- Opening Delimiter -

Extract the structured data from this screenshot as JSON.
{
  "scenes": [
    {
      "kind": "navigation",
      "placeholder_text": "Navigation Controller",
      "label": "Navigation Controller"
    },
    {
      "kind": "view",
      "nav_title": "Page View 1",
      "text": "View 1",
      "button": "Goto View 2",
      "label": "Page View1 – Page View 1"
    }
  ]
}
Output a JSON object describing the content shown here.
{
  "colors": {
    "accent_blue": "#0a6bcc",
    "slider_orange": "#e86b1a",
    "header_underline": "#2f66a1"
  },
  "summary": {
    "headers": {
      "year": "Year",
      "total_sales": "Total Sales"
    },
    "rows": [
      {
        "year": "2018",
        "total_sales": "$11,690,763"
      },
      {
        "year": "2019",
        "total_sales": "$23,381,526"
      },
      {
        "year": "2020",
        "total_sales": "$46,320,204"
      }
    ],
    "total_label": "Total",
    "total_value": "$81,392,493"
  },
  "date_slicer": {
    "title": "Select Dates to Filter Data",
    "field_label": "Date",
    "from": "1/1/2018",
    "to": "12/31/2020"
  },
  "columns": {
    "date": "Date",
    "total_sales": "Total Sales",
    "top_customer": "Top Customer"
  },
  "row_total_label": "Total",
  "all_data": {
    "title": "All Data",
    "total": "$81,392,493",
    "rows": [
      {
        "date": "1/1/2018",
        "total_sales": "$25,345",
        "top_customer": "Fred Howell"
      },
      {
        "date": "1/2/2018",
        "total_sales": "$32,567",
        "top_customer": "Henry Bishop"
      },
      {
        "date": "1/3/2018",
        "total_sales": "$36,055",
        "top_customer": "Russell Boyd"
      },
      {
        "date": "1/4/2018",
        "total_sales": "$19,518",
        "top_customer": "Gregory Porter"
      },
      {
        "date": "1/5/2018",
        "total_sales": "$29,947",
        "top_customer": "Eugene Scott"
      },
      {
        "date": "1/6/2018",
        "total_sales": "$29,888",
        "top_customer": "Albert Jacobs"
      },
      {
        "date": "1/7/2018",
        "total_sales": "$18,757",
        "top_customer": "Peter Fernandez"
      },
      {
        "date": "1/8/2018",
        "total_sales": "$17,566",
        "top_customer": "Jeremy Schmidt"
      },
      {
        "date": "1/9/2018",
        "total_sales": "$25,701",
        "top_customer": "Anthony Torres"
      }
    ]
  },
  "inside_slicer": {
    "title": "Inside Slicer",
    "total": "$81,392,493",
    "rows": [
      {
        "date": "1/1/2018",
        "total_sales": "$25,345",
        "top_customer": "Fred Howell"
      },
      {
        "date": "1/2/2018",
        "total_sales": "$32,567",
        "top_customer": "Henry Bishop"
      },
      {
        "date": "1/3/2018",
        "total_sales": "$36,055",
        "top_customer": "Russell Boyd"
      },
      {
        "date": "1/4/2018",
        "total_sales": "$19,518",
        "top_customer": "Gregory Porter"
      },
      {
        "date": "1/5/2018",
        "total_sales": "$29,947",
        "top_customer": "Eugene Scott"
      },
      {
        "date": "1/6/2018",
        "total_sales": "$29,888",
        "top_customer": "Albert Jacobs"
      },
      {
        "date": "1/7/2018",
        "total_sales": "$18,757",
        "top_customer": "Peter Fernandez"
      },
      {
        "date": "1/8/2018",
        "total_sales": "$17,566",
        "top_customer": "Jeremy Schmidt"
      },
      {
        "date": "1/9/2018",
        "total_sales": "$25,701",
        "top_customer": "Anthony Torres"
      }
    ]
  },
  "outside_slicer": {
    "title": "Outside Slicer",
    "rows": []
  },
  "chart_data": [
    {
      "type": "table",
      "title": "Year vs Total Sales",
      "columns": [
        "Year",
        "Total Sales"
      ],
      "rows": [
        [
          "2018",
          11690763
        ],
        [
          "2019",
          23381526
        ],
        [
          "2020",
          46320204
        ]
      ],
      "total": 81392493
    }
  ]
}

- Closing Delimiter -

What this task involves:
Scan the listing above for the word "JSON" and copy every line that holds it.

Written answer:
Extract the structured data from this screenshot as JSON.
Output a JSON object describing the content shown here.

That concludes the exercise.